Why Employee Owned Source Code Is Not (Yet) A Thing

I started writing about some kind of employee owned business in 2009, as a result of going to watch Michael Moore's movie, Capitalism: A Love Story. In 2015 I started to finally take this idea more seriously, and in the process of that began putting together the idea of employee owned source code and a license for it.

When I started to write about this concept, it was no surprise that Google didn't rank me number one for this idea. As an old SEO practitioner from back when SEO was a thing, I knew this was partly because I'd just started writing about it and partly because my layout needed some simple SEO 101 fixes. What did surprise me however was not that I wasn't first or even on page one, but that the people who ahead of me got there by a sort of semantic fuzziness -- nobody but me had actually been writing about employee owned source code per se.

As the old joke went, I was coming in second place in a beauty pageant in which the only contestant.

Is It Dumb, or Is It Just Hard?

Faced with the evidence of having invented a concept that Google didn't spider directly, I realized that I invented the concept, and once that horror dawned on me, I had to decide something. Was I the first to write about this because it's a dumb idea, or is no one else doing it because it's a good idea that's hard to do?

For reasons that any psychologist would no doubt find obvious, I didn't immediately gravitate toward the hypothesis that my idea was just dumb. No less an idea arbiter than Google was telling me it was my idea, after all. I wouldn't give that up easily. Having achieved the lofty status of an inventor, I didn't want to admit that what I had was not something cool like a lightbulb, but instead was something stupid like a rocking-chair powered can-opener.

In fairness to my reader I should probably point out that I think a rocking-chair powered can opener would be awesome, so feel free to bail on me early. But with all due respect to my own psychological defense mechanisms, I believe there are real reasons that can be offered under the heading we are about to encounter now.

Why Employee Owned Source Code Is Hard

Here are some reasons which Mr. Markdown will be good enough to number for me.

  1. You have to believe in yourself. Investing several hundred or several thousand hours in a project with no immediate money on the table is not for the faint of heart.
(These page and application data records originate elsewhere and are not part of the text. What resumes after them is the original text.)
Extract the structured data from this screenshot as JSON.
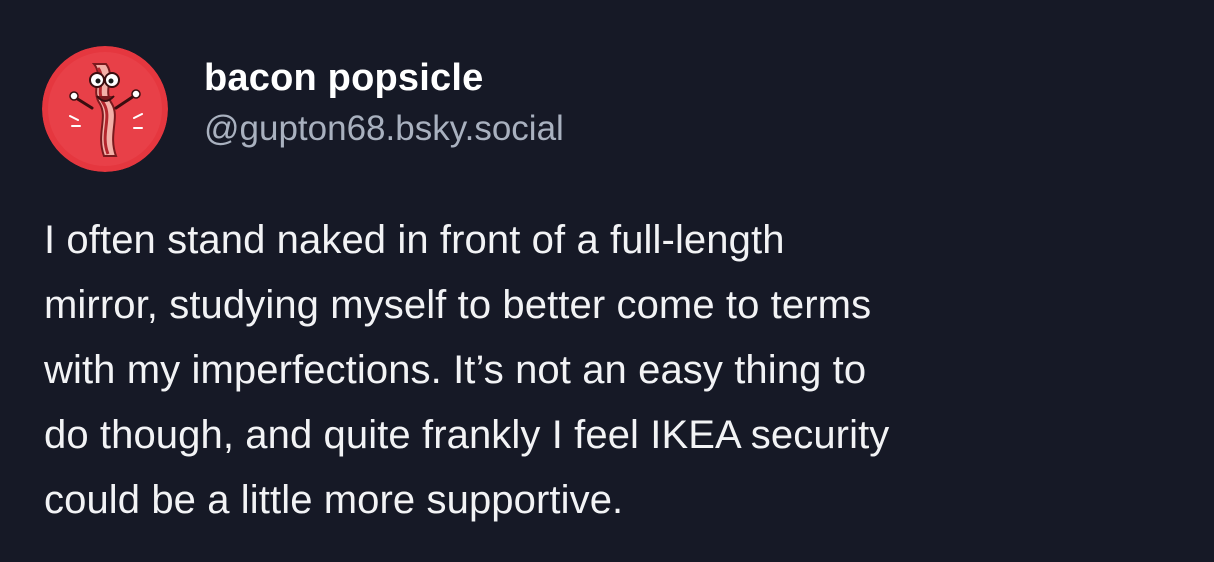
{
  "post": {
    "author": {
      "display_name": "bacon popsicle",
      "handle": "@gupton68.bsky.social",
      "avatar_icon": "bacon-character-avatar",
      "avatar_color": "#e5373f"
    },
    "text": "I often stand naked in front of a full-length\nmirror, studying myself to better come to terms\nwith my imperfections. It’s not an easy thing to\ndo though, and quite frankly I feel IKEA security\ncould be a little more supportive."
  },
  "colors": {
    "background": "#161926",
    "name": "#ffffff",
    "handle": "#a9b1bf",
    "text": "#f2f3f5"
  }
}
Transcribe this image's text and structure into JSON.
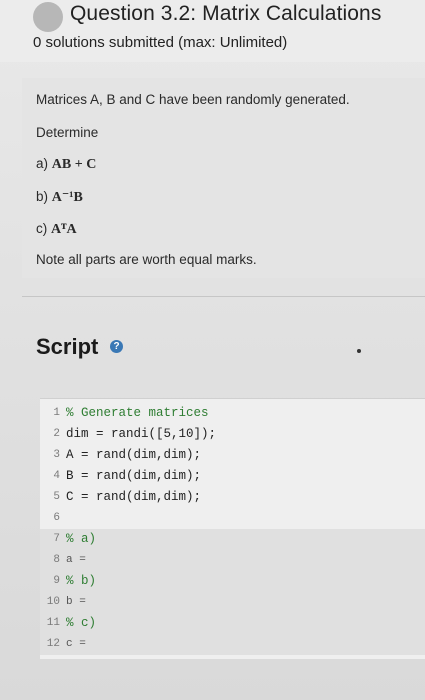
{
  "header": {
    "title": "Question 3.2: Matrix Calculations",
    "subtitle": "0 solutions submitted (max: Unlimited)"
  },
  "description": {
    "intro": "Matrices A, B and C have been randomly generated.",
    "determine": "Determine",
    "parts": [
      {
        "label": "a)",
        "expr": "AB + C"
      },
      {
        "label": "b)",
        "expr": "A⁻¹B"
      },
      {
        "label": "c)",
        "expr": "AᵀA"
      }
    ],
    "note": "Note all parts are worth equal marks."
  },
  "script": {
    "title": "Script",
    "lines": [
      {
        "n": "1",
        "text": "% Generate matrices",
        "kind": "comment"
      },
      {
        "n": "2",
        "text": "dim = randi([5,10]);",
        "kind": "code"
      },
      {
        "n": "3",
        "text": "A = rand(dim,dim);",
        "kind": "code"
      },
      {
        "n": "4",
        "text": "B = rand(dim,dim);",
        "kind": "code"
      },
      {
        "n": "5",
        "text": "C = rand(dim,dim);",
        "kind": "code"
      },
      {
        "n": "6",
        "text": "",
        "kind": "code"
      },
      {
        "n": "7",
        "text": "% a)",
        "kind": "comment"
      },
      {
        "n": "8",
        "text": "a =",
        "kind": "dim"
      },
      {
        "n": "9",
        "text": "% b)",
        "kind": "comment"
      },
      {
        "n": "10",
        "text": "b =",
        "kind": "dim"
      },
      {
        "n": "11",
        "text": "% c)",
        "kind": "comment"
      },
      {
        "n": "12",
        "text": "c =",
        "kind": "dim"
      }
    ]
  }
}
The self doubt has killed this thing a few times for me. Hence the six year period between 2009 and 2015. But in the end I'm left with something a top producer in another business told me -- "If you don't believe in yourself, who else is going to do it?"
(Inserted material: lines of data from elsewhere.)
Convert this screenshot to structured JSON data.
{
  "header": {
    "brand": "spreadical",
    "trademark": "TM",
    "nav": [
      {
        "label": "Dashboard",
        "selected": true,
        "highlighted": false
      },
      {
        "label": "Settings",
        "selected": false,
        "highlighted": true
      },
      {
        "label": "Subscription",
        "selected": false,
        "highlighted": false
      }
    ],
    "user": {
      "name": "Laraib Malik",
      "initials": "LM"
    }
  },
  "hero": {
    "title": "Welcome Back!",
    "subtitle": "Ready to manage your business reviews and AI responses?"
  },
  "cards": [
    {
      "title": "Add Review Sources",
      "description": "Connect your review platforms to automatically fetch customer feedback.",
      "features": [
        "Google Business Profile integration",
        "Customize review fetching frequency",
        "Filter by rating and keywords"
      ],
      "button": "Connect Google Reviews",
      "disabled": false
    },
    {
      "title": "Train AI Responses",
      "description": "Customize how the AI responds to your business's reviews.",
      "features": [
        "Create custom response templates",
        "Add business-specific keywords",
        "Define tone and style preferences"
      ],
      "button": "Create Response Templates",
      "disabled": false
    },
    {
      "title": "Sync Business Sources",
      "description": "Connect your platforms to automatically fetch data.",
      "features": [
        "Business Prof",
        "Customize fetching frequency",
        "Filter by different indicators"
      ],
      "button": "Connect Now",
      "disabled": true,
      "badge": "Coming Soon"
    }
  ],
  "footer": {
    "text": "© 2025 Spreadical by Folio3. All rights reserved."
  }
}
  2. You have to believe in others. In addition to believing in yourself, my business model of "work an hour, get an hour of equity" means I also have to believe that others will contribute productive work to my project, and that together we'll achive something marketable.
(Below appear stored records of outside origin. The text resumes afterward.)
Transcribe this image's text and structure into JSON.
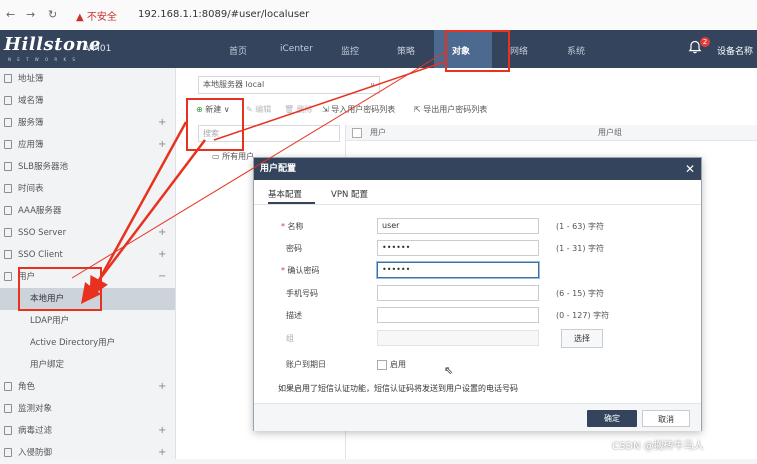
{
  "browser": {
    "warning": "不安全",
    "url": "192.168.1.1:8089/#user/localuser"
  },
  "header": {
    "logo": "Hillstone",
    "logo_sub": "N E T W O R K S",
    "device": "VM01",
    "tabs": [
      "首页",
      "iCenter",
      "监控",
      "策略",
      "对象",
      "网络",
      "系统"
    ],
    "active_tab": "对象",
    "notification_count": "2",
    "device_name_label": "设备名称"
  },
  "sidebar": {
    "items": [
      {
        "label": "地址簿",
        "expand": ""
      },
      {
        "label": "域名簿",
        "expand": ""
      },
      {
        "label": "服务簿",
        "expand": "+"
      },
      {
        "label": "应用簿",
        "expand": "+"
      },
      {
        "label": "SLB服务器池",
        "expand": ""
      },
      {
        "label": "时间表",
        "expand": ""
      },
      {
        "label": "AAA服务器",
        "expand": ""
      },
      {
        "label": "SSO Server",
        "expand": "+"
      },
      {
        "label": "SSO Client",
        "expand": "+"
      },
      {
        "label": "用户",
        "expand": "−"
      },
      {
        "label": "本地用户",
        "expand": ""
      },
      {
        "label": "LDAP用户",
        "expand": ""
      },
      {
        "label": "Active Directory用户",
        "expand": ""
      },
      {
        "label": "用户绑定",
        "expand": ""
      },
      {
        "label": "角色",
        "expand": "+"
      },
      {
        "label": "监测对象",
        "expand": ""
      },
      {
        "label": "病毒过滤",
        "expand": "+"
      },
      {
        "label": "入侵防御",
        "expand": "+"
      }
    ]
  },
  "main": {
    "server_select": "本地服务器 local",
    "toolbar": {
      "new": "新建",
      "edit": "编辑",
      "delete": "删除",
      "import": "导入用户密码列表",
      "export": "导出用户密码列表"
    },
    "search_placeholder": "搜索",
    "tree_root": "所有用户",
    "columns": [
      "用户",
      "用户组"
    ]
  },
  "dialog": {
    "title": "用户配置",
    "tabs": [
      "基本配置",
      "VPN 配置"
    ],
    "fields": {
      "name": {
        "label": "名称",
        "value": "user",
        "hint": "(1 - 63) 字符"
      },
      "password": {
        "label": "密码",
        "value": "••••••",
        "hint": "(1 - 31) 字符"
      },
      "confirm": {
        "label": "确认密码",
        "value": "••••••"
      },
      "phone": {
        "label": "手机号码",
        "value": "",
        "hint": "(6 - 15) 字符"
      },
      "desc": {
        "label": "描述",
        "value": "",
        "hint": "(0 - 127) 字符"
      },
      "group": {
        "label": "组",
        "value": ""
      },
      "expire": {
        "label": "账户到期日"
      }
    },
    "choose_label": "选择",
    "enable_label": "启用",
    "note": "如果启用了短信认证功能，短信认证码将发送到用户设置的电话号码",
    "ok_label": "确定",
    "cancel_label": "取消"
  },
  "watermark": "CSDN @搬砖牛马人",
  "colors": {
    "header_bg": "#33445c",
    "annotation_red": "#e8321f",
    "sidebar_selected": "#cdd3da"
  }
}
  3. Someone else has to believe in you. Having the best wife in the world is certainly very much an advantage to me, inasmuch as in that capacity she does me the courtesy of believing in me even when I don't. The partership in this case also has a very practical angle. Jenniffer is just embarking on her career as a software developer, so working for CodeSolid for shares of equity when she's ready to contribute to the project will give her real world experience she can parlay into a day job if Goalboost hasn't started turning a profit by then. I also recently had the good fortune to have another programmer, George Marks, join the team. Apparently if one believes in oneself long enough and has the best wife in the world, eventually others begin to consider your ideas worthy as well.

  4. You have to believe in the RIGHT people. As part of my education in my own unique offering, I've explored a lot of different communities of technical cooperatives and startup weekenders. Most of this has left me even more confident in my vision of producing a 100% employee owned business, not some hybrid where there are "owner founders" together with "you other unfortunate dummies". The goal here is not to put a green label on what is essentially capitalist greed. Nor is the goal to create something that we're going to pitch to investors. We don't need to be disruptive and rich -- a decent product at a fair price will feed us just fine if we don't have capitalists pigs making a mess at the trough. The idea of pitching investors is only sound if the predicate contains the phrase "out the window."

  5. You have to not believe in yourself too much. All the blog posts in the world won't check in any code for you. And with that, it's probably time I checked in some code, isn't it?

Written by John Lockwood in misc on Wed 30 December 2015.